Start of MATERIAL FOR THIS TASK
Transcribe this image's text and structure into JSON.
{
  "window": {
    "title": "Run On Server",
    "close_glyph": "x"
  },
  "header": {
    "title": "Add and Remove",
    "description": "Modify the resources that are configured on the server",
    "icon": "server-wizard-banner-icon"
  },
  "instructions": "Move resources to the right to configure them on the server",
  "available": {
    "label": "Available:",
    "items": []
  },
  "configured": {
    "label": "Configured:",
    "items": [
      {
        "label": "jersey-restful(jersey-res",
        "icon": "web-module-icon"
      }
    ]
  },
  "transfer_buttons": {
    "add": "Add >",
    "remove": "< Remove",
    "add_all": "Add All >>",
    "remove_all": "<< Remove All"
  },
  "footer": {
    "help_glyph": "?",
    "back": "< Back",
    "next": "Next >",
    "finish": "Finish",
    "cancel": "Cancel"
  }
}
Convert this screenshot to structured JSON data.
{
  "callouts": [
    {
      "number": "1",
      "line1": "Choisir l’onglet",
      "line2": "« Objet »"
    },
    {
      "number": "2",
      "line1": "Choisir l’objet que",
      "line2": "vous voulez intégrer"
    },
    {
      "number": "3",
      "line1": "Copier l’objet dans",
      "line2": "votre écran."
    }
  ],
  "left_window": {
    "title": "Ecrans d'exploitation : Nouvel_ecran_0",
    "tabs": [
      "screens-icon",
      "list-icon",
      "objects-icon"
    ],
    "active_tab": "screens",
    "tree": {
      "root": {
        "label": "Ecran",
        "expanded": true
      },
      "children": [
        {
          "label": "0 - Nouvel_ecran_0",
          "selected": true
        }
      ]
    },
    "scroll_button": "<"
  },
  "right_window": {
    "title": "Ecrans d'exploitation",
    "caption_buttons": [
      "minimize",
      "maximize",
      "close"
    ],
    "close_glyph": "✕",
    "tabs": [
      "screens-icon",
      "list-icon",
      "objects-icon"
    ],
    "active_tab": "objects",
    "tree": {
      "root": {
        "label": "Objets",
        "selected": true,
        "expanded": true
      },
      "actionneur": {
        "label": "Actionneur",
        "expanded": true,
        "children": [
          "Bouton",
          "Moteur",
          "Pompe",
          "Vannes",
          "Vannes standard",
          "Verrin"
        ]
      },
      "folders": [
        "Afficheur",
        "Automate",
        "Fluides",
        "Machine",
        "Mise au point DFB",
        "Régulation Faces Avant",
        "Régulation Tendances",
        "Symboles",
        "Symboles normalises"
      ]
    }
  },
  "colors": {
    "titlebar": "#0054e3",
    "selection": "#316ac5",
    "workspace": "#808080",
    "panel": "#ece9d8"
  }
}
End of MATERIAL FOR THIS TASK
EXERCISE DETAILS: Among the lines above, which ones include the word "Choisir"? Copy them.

EXERCISE SOLUTION:
      "line1": "Choisir l’onglet",
      "line1": "Choisir l’objet que",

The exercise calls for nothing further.